§ **RECORDS SUPPLIED**

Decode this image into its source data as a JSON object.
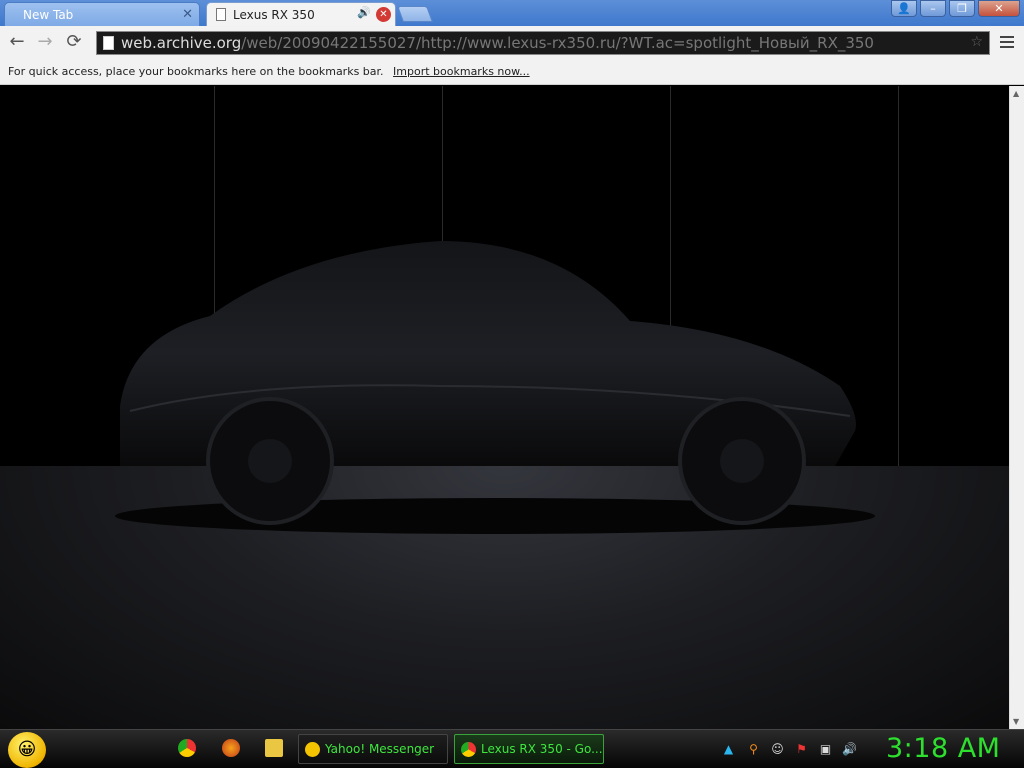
{
  "tabs": [
    {
      "label": "New Tab",
      "active": false
    },
    {
      "label": "Lexus RX 350",
      "active": true
    }
  ],
  "window_controls": {
    "user": "👤",
    "minimize": "–",
    "restore": "❐",
    "close": "✕"
  },
  "toolbar": {
    "back": "←",
    "forward": "→",
    "reload": "⟳"
  },
  "omnibox": {
    "host": "web.archive.org",
    "rest": "/web/20090422155027/http://www.lexus-rx350.ru/?WT.ac=spotlight_Новый_RX_350"
  },
  "bookmarks_bar": {
    "message": "For quick access, place your bookmarks here on the bookmarks bar.",
    "import_link": "Import bookmarks now..."
  },
  "taskbar": {
    "tasks": [
      {
        "label": "Yahoo! Messenger",
        "active": false
      },
      {
        "label": "Lexus RX 350 - Go...",
        "active": true
      }
    ],
    "clock": "3:18 AM"
  },
  "colors": {
    "clock": "#2ee02e",
    "task_text": "#3ee63e",
    "tab_strip": "#4a82d2"
  }
}
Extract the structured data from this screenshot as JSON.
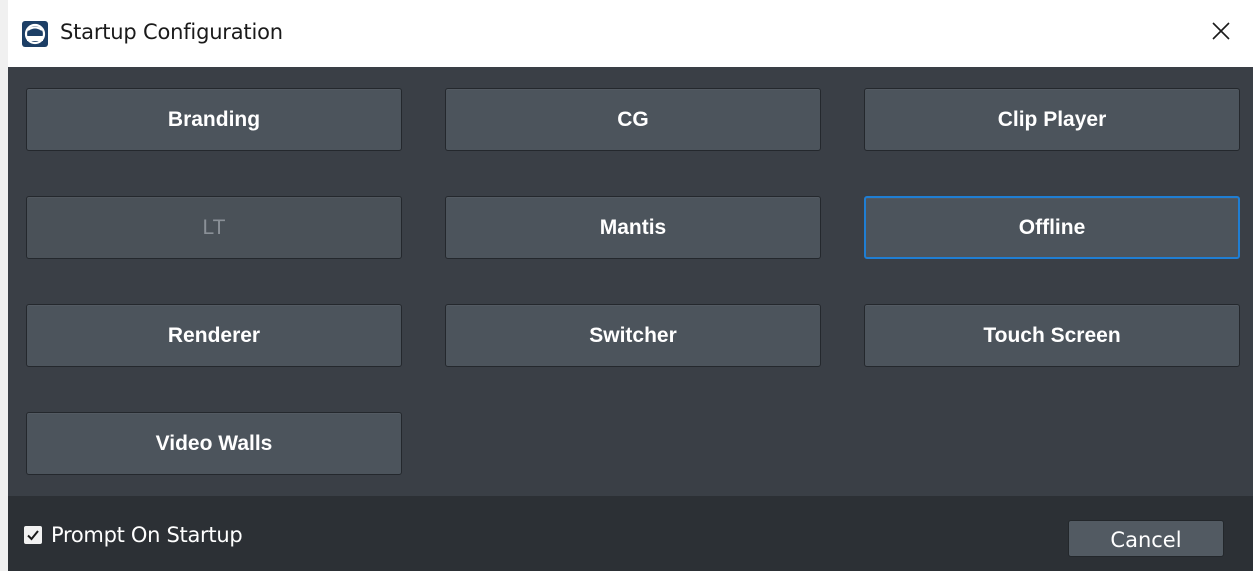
{
  "window": {
    "title": "Startup Configuration",
    "app_icon": "app-logo-icon",
    "close_icon": "close-icon"
  },
  "modes": {
    "branding": {
      "label": "Branding",
      "enabled": true
    },
    "cg": {
      "label": "CG",
      "enabled": true
    },
    "clip_player": {
      "label": "Clip Player",
      "enabled": true
    },
    "lt": {
      "label": "LT",
      "enabled": false
    },
    "mantis": {
      "label": "Mantis",
      "enabled": true
    },
    "offline": {
      "label": "Offline",
      "enabled": true,
      "focused": true
    },
    "renderer": {
      "label": "Renderer",
      "enabled": true
    },
    "switcher": {
      "label": "Switcher",
      "enabled": true
    },
    "touch_screen": {
      "label": "Touch Screen",
      "enabled": true
    },
    "video_walls": {
      "label": "Video Walls",
      "enabled": true
    }
  },
  "footer": {
    "prompt_label": "Prompt On Startup",
    "prompt_checked": true,
    "cancel_label": "Cancel"
  },
  "colors": {
    "background": "#3a3f46",
    "button": "#4c545c",
    "footer": "#2c3035",
    "focus_accent": "#1f7ed3",
    "disabled_text": "#8a9097"
  }
}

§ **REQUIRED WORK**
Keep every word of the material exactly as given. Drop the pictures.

§ **EXERCISE SOLUTION**
Decode this image into its source data as a JSON object.
{
  "tabs": [
    {
      "label": "New Tab",
      "active": false
    },
    {
      "label": "Lexus RX 350",
      "active": true
    }
  ],
  "window_controls": {
    "user": "👤",
    "minimize": "–",
    "restore": "❐",
    "close": "✕"
  },
  "toolbar": {
    "back": "←",
    "forward": "→",
    "reload": "⟳"
  },
  "omnibox": {
    "host": "web.archive.org",
    "rest": "/web/20090422155027/http://www.lexus-rx350.ru/?WT.ac=spotlight_Новый_RX_350"
  },
  "bookmarks_bar": {
    "message": "For quick access, place your bookmarks here on the bookmarks bar.",
    "import_link": "Import bookmarks now..."
  },
  "taskbar": {
    "tasks": [
      {
        "label": "Yahoo! Messenger",
        "active": false
      },
      {
        "label": "Lexus RX 350 - Go...",
        "active": true
      }
    ],
    "clock": "3:18 AM"
  },
  "colors": {
    "clock": "#2ee02e",
    "task_text": "#3ee63e",
    "tab_strip": "#4a82d2"
  }
}
Extract the structured data from this screenshot as JSON.
{
  "window": {
    "title": "Startup Configuration",
    "app_icon": "app-logo-icon",
    "close_icon": "close-icon"
  },
  "modes": {
    "branding": {
      "label": "Branding",
      "enabled": true
    },
    "cg": {
      "label": "CG",
      "enabled": true
    },
    "clip_player": {
      "label": "Clip Player",
      "enabled": true
    },
    "lt": {
      "label": "LT",
      "enabled": false
    },
    "mantis": {
      "label": "Mantis",
      "enabled": true
    },
    "offline": {
      "label": "Offline",
      "enabled": true,
      "focused": true
    },
    "renderer": {
      "label": "Renderer",
      "enabled": true
    },
    "switcher": {
      "label": "Switcher",
      "enabled": true
    },
    "touch_screen": {
      "label": "Touch Screen",
      "enabled": true
    },
    "video_walls": {
      "label": "Video Walls",
      "enabled": true
    }
  },
  "footer": {
    "prompt_label": "Prompt On Startup",
    "prompt_checked": true,
    "cancel_label": "Cancel"
  },
  "colors": {
    "background": "#3a3f46",
    "button": "#4c545c",
    "footer": "#2c3035",
    "focus_accent": "#1f7ed3",
    "disabled_text": "#8a9097"
  }
}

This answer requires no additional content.